Heightened stress levels commonly reported in depressed individuals might also contribute to infertility.
Various types of infertility treatments are available for women and men.
Some couples who are experiencing symptoms of infertility often look up on the internet for natural remedies for infertility or infertility help. However, for couples undergoing problems conceiving, it is best to seek the help of reproductive therapist or expert treatment of infertility.
Usually, the treatment is started with the least invasive methods.
For example, when it comes to treatment for infertility in females, a medication that helps them ovulate may be used. If the infertility is caused by blocked fallopian tubes, surgery might be needed.
Both sexes might need antibiotics if infertility is caused by an underlying infection such as chlamydia.
In men, medication can be used to treat erectile dysfunctions or hormonal problems. Just like with women, surgery might be needed. For example, it can be used to reverse a prior vasectomy. A varicocele can also be surgically corrected, or if a man has no or very little sperm, it can be taken directly from testicles.
When a couple experiences difficulty getting pregnant they can also choose to be treated with assisted reproductive technology (ART). Intrauterine insemination (IUI) is commonly used when infertility is caused by factors related to a male.
In this method, sperm is placed inside the woman's uterus.
In Vitro Fertilization (IVF) first collects sperm and eggs, combines the two, and allows the now fertilized egg to grow for a few days. Then, the embryo is placed in the uterus. It is widely accepted as the best infertility treatment for couples struggling with fertility problems.
An infertility therapist may give a couple or an individual short-term therapy that aims to teach them better coping skills and helps them deal with stress before and during infertility treatments. It would be helpful to look up on the internet for infertility counseling near me or treatment options for infertility in my area.
Cognitive Behavioral Therapy (CBT)
CBT is a great way to help individuals and couples struggling with depression and anxiety. It shows the client how to change false beliefs and negative thoughts that contribute to their depressed mood.
Mindfulness-based Cognitive Therapy
Stress is common amongst couples suffering from infertility or struggling with fertility problems.
Mindfulness-based cognitive therapy is excellent for stress reduction and uses such methods as meditation and deep breathing to help a client deal with stress surrounding fertility issues.
Sensorimotor psychotherapy takes a holistic approach to healing. It believes that the trauma of infertility should be healed via the body and the mind.
This approach for management of infertility believes that we carry stress and pain in our bodies and that these things must be released before we can heal our minds.
This is a great therapy for women who have undergone numerous infertility treatments and whose bodies as well as minds need healing.
Acceptance and Commitment Therapy (ACT)
Not every couple who dreams about a child can be helped with conception problems. Dealing with infertility grief is not easy.

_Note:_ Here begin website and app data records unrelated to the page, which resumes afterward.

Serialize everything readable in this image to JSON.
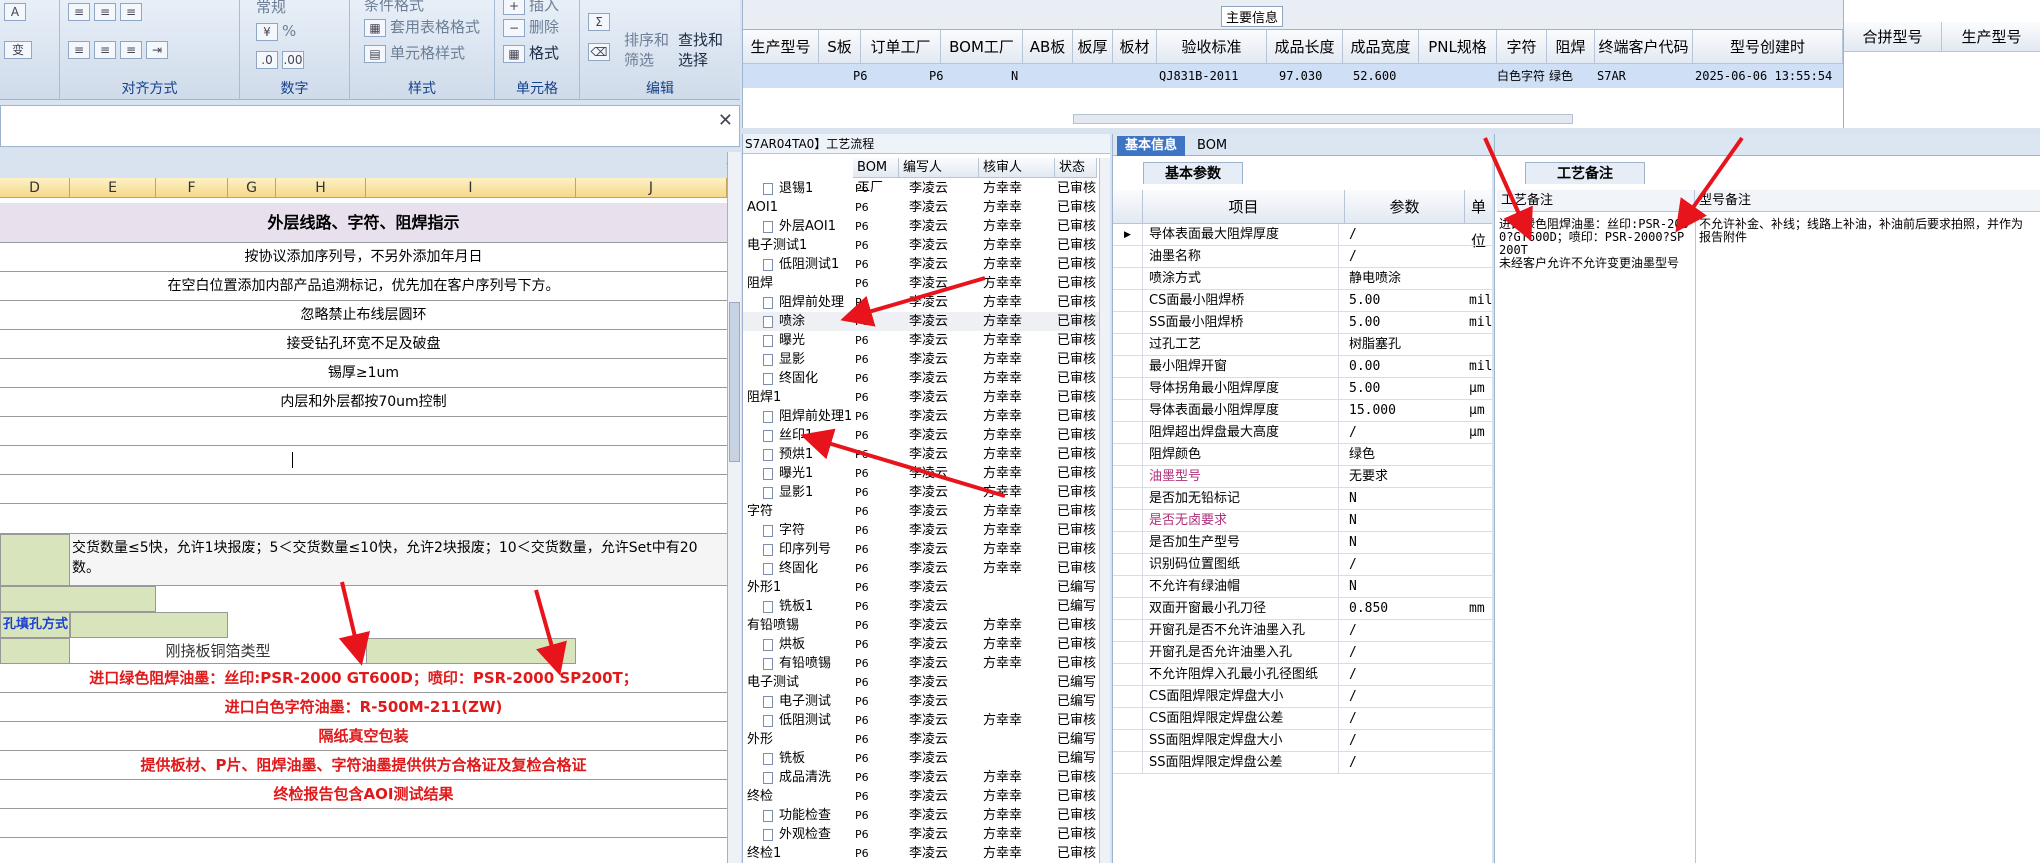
{
  "ribbon": {
    "groups": [
      {
        "label": "对齐方式"
      },
      {
        "label": "数字"
      },
      {
        "label": "样式"
      },
      {
        "label": "单元格"
      },
      {
        "label": "编辑"
      }
    ],
    "font_icons": {
      "a_up": "A",
      "a_down": "A",
      "change": "变"
    },
    "number_format": "常规",
    "percent": "%",
    "table_format": "套用表格格式",
    "cell_style": "单元格样式",
    "insert": "插入",
    "delete": "删除",
    "format": "格式",
    "sort_filter": "排序和\n筛选",
    "find_select": "查找和\n选择",
    "cond_format": "条件格式",
    "sum_icon": "Σ"
  },
  "sheet": {
    "columns": [
      "D",
      "E",
      "F",
      "G",
      "H",
      "I",
      "J"
    ],
    "title": "外层线路、字符、阻焊指示",
    "rows": [
      "按协议添加序列号，不另外添加年月日",
      "在空白位置添加内部产品追溯标记，优先加在客户序列号下方。",
      "忽略禁止布线层圆环",
      "接受钻孔环宽不足及破盘",
      "锡厚≥1um",
      "内层和外层都按70um控制"
    ],
    "delivery_note": "交货数量≤5快，允许1块报废；5＜交货数量≤10快，允许2块报废；10＜交货数量，允许Set中有20",
    "delivery_note2": "数。",
    "fill_method": "孔填孔方式",
    "copper_type": "刚挠板铜箔类型",
    "red_lines": [
      "进口绿色阻焊油墨：丝印:PSR-2000 GT600D；喷印：PSR-2000 SP200T；",
      "进口白色字符油墨：R-500M-211(ZW)",
      "隔纸真空包装",
      "提供板材、P片、阻焊油墨、字符油墨提供供方合格证及复检合格证",
      "终检报告包含AOI测试结果"
    ]
  },
  "main_grid": {
    "group_title": "主要信息",
    "headers": [
      "生产型号",
      "S板",
      "订单工厂",
      "BOM工厂",
      "AB板",
      "板厚",
      "板材",
      "验收标准",
      "成品长度",
      "成品宽度",
      "PNL规格",
      "字符",
      "阻焊",
      "终端客户代码",
      "型号创建时"
    ],
    "values": [
      "",
      "P6",
      "P6",
      "N",
      "",
      "",
      "",
      "QJ831B-2011",
      "97.030",
      "52.600",
      "",
      "白色字符",
      "绿色",
      "S7AR",
      "2025-06-06 13:55:54"
    ],
    "right_headers": [
      "合拼型号",
      "生产型号"
    ]
  },
  "tree": {
    "title": "S7AR04TA0】工艺流程",
    "headers": [
      "BOM工厂",
      "编写人",
      "核审人",
      "状态"
    ],
    "rows": [
      {
        "indent": 1,
        "name": "退锡1",
        "bom": "P6",
        "writer": "李凌云",
        "checker": "方幸幸",
        "status": "已审核"
      },
      {
        "indent": 0,
        "name": "AOI1",
        "bom": "P6",
        "writer": "李凌云",
        "checker": "方幸幸",
        "status": "已审核"
      },
      {
        "indent": 1,
        "name": "外层AOI1",
        "bom": "P6",
        "writer": "李凌云",
        "checker": "方幸幸",
        "status": "已审核"
      },
      {
        "indent": 0,
        "name": "电子测试1",
        "bom": "P6",
        "writer": "李凌云",
        "checker": "方幸幸",
        "status": "已审核"
      },
      {
        "indent": 1,
        "name": "低阻测试1",
        "bom": "P6",
        "writer": "李凌云",
        "checker": "方幸幸",
        "status": "已审核"
      },
      {
        "indent": 0,
        "name": "阻焊",
        "bom": "P6",
        "writer": "李凌云",
        "checker": "方幸幸",
        "status": "已审核"
      },
      {
        "indent": 1,
        "name": "阻焊前处理",
        "bom": "P6",
        "writer": "李凌云",
        "checker": "方幸幸",
        "status": "已审核"
      },
      {
        "indent": 1,
        "name": "喷涂",
        "bom": "P6",
        "writer": "李凌云",
        "checker": "方幸幸",
        "status": "已审核"
      },
      {
        "indent": 1,
        "name": "曝光",
        "bom": "P6",
        "writer": "李凌云",
        "checker": "方幸幸",
        "status": "已审核"
      },
      {
        "indent": 1,
        "name": "显影",
        "bom": "P6",
        "writer": "李凌云",
        "checker": "方幸幸",
        "status": "已审核"
      },
      {
        "indent": 1,
        "name": "终固化",
        "bom": "P6",
        "writer": "李凌云",
        "checker": "方幸幸",
        "status": "已审核"
      },
      {
        "indent": 0,
        "name": "阻焊1",
        "bom": "P6",
        "writer": "李凌云",
        "checker": "方幸幸",
        "status": "已审核"
      },
      {
        "indent": 1,
        "name": "阻焊前处理1",
        "bom": "P6",
        "writer": "李凌云",
        "checker": "方幸幸",
        "status": "已审核"
      },
      {
        "indent": 1,
        "name": "丝印1",
        "bom": "P6",
        "writer": "李凌云",
        "checker": "方幸幸",
        "status": "已审核"
      },
      {
        "indent": 1,
        "name": "预烘1",
        "bom": "P6",
        "writer": "李凌云",
        "checker": "方幸幸",
        "status": "已审核"
      },
      {
        "indent": 1,
        "name": "曝光1",
        "bom": "P6",
        "writer": "李凌云",
        "checker": "方幸幸",
        "status": "已审核"
      },
      {
        "indent": 1,
        "name": "显影1",
        "bom": "P6",
        "writer": "李凌云",
        "checker": "方幸幸",
        "status": "已审核"
      },
      {
        "indent": 0,
        "name": "字符",
        "bom": "P6",
        "writer": "李凌云",
        "checker": "方幸幸",
        "status": "已审核"
      },
      {
        "indent": 1,
        "name": "字符",
        "bom": "P6",
        "writer": "李凌云",
        "checker": "方幸幸",
        "status": "已审核"
      },
      {
        "indent": 1,
        "name": "印序列号",
        "bom": "P6",
        "writer": "李凌云",
        "checker": "方幸幸",
        "status": "已审核"
      },
      {
        "indent": 1,
        "name": "终固化",
        "bom": "P6",
        "writer": "李凌云",
        "checker": "方幸幸",
        "status": "已审核"
      },
      {
        "indent": 0,
        "name": "外形1",
        "bom": "P6",
        "writer": "李凌云",
        "checker": "",
        "status": "已编写"
      },
      {
        "indent": 1,
        "name": "铣板1",
        "bom": "P6",
        "writer": "李凌云",
        "checker": "",
        "status": "已编写"
      },
      {
        "indent": 0,
        "name": "有铅喷锡",
        "bom": "P6",
        "writer": "李凌云",
        "checker": "方幸幸",
        "status": "已审核"
      },
      {
        "indent": 1,
        "name": "烘板",
        "bom": "P6",
        "writer": "李凌云",
        "checker": "方幸幸",
        "status": "已审核"
      },
      {
        "indent": 1,
        "name": "有铅喷锡",
        "bom": "P6",
        "writer": "李凌云",
        "checker": "方幸幸",
        "status": "已审核"
      },
      {
        "indent": 0,
        "name": "电子测试",
        "bom": "P6",
        "writer": "李凌云",
        "checker": "",
        "status": "已编写"
      },
      {
        "indent": 1,
        "name": "电子测试",
        "bom": "P6",
        "writer": "李凌云",
        "checker": "",
        "status": "已编写"
      },
      {
        "indent": 1,
        "name": "低阻测试",
        "bom": "P6",
        "writer": "李凌云",
        "checker": "方幸幸",
        "status": "已审核"
      },
      {
        "indent": 0,
        "name": "外形",
        "bom": "P6",
        "writer": "李凌云",
        "checker": "",
        "status": "已编写"
      },
      {
        "indent": 1,
        "name": "铣板",
        "bom": "P6",
        "writer": "李凌云",
        "checker": "",
        "status": "已编写"
      },
      {
        "indent": 1,
        "name": "成品清洗",
        "bom": "P6",
        "writer": "李凌云",
        "checker": "方幸幸",
        "status": "已审核"
      },
      {
        "indent": 0,
        "name": "终检",
        "bom": "P6",
        "writer": "李凌云",
        "checker": "方幸幸",
        "status": "已审核"
      },
      {
        "indent": 1,
        "name": "功能检查",
        "bom": "P6",
        "writer": "李凌云",
        "checker": "方幸幸",
        "status": "已审核"
      },
      {
        "indent": 1,
        "name": "外观检查",
        "bom": "P6",
        "writer": "李凌云",
        "checker": "方幸幸",
        "status": "已审核"
      },
      {
        "indent": 0,
        "name": "终检1",
        "bom": "P6",
        "writer": "李凌云",
        "checker": "方幸幸",
        "status": "已审核"
      }
    ]
  },
  "basic": {
    "tabs": [
      "基本信息",
      "BOM"
    ],
    "subtab": "基本参数",
    "headers": [
      "项目",
      "参数",
      "单位"
    ],
    "rows": [
      {
        "item": "导体表面最大阻焊厚度",
        "value": "/",
        "unit": "",
        "pink": false
      },
      {
        "item": "油墨名称",
        "value": "/",
        "unit": "",
        "pink": false
      },
      {
        "item": "喷涂方式",
        "value": "静电喷涂",
        "unit": "",
        "pink": false
      },
      {
        "item": "CS面最小阻焊桥",
        "value": "5.00",
        "unit": "mil",
        "pink": false
      },
      {
        "item": "SS面最小阻焊桥",
        "value": "5.00",
        "unit": "mil",
        "pink": false
      },
      {
        "item": "过孔工艺",
        "value": "树脂塞孔",
        "unit": "",
        "pink": false
      },
      {
        "item": "最小阻焊开窗",
        "value": "0.00",
        "unit": "mil",
        "pink": false
      },
      {
        "item": "导体拐角最小阻焊厚度",
        "value": "5.00",
        "unit": "μm",
        "pink": false
      },
      {
        "item": "导体表面最小阻焊厚度",
        "value": "15.000",
        "unit": "μm",
        "pink": false
      },
      {
        "item": "阻焊超出焊盘最大高度",
        "value": "/",
        "unit": "μm",
        "pink": false
      },
      {
        "item": "阻焊颜色",
        "value": "绿色",
        "unit": "",
        "pink": false
      },
      {
        "item": "油墨型号",
        "value": "无要求",
        "unit": "",
        "pink": true
      },
      {
        "item": "是否加无铅标记",
        "value": "N",
        "unit": "",
        "pink": false
      },
      {
        "item": "是否无卤要求",
        "value": "N",
        "unit": "",
        "pink": true
      },
      {
        "item": "是否加生产型号",
        "value": "N",
        "unit": "",
        "pink": false
      },
      {
        "item": "识别码位置图纸",
        "value": "/",
        "unit": "",
        "pink": false
      },
      {
        "item": "不允许有绿油帽",
        "value": "N",
        "unit": "",
        "pink": false
      },
      {
        "item": "双面开窗最小孔刀径",
        "value": "0.850",
        "unit": "mm",
        "pink": false
      },
      {
        "item": "开窗孔是否不允许油墨入孔",
        "value": "/",
        "unit": "",
        "pink": false
      },
      {
        "item": "开窗孔是否允许油墨入孔",
        "value": "/",
        "unit": "",
        "pink": false
      },
      {
        "item": "不允许阻焊入孔最小孔径图纸",
        "value": "/",
        "unit": "",
        "pink": false
      },
      {
        "item": "CS面阻焊限定焊盘大小",
        "value": "/",
        "unit": "",
        "pink": false
      },
      {
        "item": "CS面阻焊限定焊盘公差",
        "value": "/",
        "unit": "",
        "pink": false
      },
      {
        "item": "SS面阻焊限定焊盘大小",
        "value": "/",
        "unit": "",
        "pink": false
      },
      {
        "item": "SS面阻焊限定焊盘公差",
        "value": "/",
        "unit": "",
        "pink": false
      }
    ]
  },
  "notes": {
    "tab": "工艺备注",
    "col1": "工艺备注",
    "col2": "型号备注",
    "text1": "进口绿色阻焊油墨：丝印:PSR-2000?GT600D；喷印：PSR-2000?SP200T\n未经客户允许不允许变更油墨型号",
    "text2": "不允许补金、补线；线路上补油，补油前后要求拍照，并作为报告附件"
  }
}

ACT is a great therapy for those who must accept that their dream may not become reality, which, at times, leads to problems in a marriage.
With the help of ACT therapist, a couple can open up to other options such as adoption and move beyond the realm of how to become fertile or dealing with infertility issues.

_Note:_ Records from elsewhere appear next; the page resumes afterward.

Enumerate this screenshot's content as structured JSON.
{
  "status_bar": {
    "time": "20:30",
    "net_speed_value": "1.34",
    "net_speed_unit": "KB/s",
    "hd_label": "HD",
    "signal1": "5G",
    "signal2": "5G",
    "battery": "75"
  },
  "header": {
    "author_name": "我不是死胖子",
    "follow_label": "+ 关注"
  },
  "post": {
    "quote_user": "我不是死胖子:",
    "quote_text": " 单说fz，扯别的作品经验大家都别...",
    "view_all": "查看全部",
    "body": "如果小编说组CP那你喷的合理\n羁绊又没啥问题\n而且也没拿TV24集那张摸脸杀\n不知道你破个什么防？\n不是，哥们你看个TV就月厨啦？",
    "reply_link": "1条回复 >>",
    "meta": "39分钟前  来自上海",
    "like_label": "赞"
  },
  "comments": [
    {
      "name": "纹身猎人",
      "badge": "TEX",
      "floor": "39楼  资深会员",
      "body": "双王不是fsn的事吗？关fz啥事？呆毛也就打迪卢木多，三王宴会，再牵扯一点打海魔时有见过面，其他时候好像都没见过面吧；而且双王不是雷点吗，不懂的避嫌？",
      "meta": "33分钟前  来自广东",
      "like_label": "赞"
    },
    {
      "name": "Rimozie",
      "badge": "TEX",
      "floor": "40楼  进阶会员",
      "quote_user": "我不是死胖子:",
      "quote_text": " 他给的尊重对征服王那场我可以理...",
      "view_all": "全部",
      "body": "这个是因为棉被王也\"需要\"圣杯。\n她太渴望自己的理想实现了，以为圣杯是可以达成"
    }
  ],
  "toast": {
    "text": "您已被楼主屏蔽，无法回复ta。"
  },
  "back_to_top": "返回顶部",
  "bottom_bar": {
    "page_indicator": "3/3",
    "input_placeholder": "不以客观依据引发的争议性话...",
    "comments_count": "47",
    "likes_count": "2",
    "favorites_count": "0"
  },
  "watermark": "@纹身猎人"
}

Couples therapy or family therapy can also help.
If a person suffers from mental disorders such as anxiety or depression due to infertility, health insurances typically cover most or all of the treatment provided by a licensed mental health professional such as a psychologist or a mental health counselor.

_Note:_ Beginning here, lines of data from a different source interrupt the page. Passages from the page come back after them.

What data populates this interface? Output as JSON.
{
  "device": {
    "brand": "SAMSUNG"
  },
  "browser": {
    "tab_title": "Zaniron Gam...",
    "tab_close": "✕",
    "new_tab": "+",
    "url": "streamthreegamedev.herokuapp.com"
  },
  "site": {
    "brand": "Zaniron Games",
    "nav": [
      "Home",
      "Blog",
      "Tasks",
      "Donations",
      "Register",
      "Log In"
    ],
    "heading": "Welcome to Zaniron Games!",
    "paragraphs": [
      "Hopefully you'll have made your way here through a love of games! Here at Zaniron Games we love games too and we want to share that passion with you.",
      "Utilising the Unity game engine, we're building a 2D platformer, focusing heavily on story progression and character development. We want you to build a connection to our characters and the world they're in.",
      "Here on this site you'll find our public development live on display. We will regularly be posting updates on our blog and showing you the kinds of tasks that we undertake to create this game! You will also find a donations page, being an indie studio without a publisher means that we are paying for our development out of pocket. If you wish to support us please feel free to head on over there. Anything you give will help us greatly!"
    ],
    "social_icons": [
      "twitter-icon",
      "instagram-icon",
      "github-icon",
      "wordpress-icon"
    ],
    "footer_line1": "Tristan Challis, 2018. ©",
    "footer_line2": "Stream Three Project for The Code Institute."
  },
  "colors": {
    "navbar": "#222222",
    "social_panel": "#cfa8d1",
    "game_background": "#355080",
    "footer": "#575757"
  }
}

If a person does not carry health insurance, the fee for a 45-60 min session with a therapist costs typically between $60-$100. Some providers offer sliding scales for their low-income clients.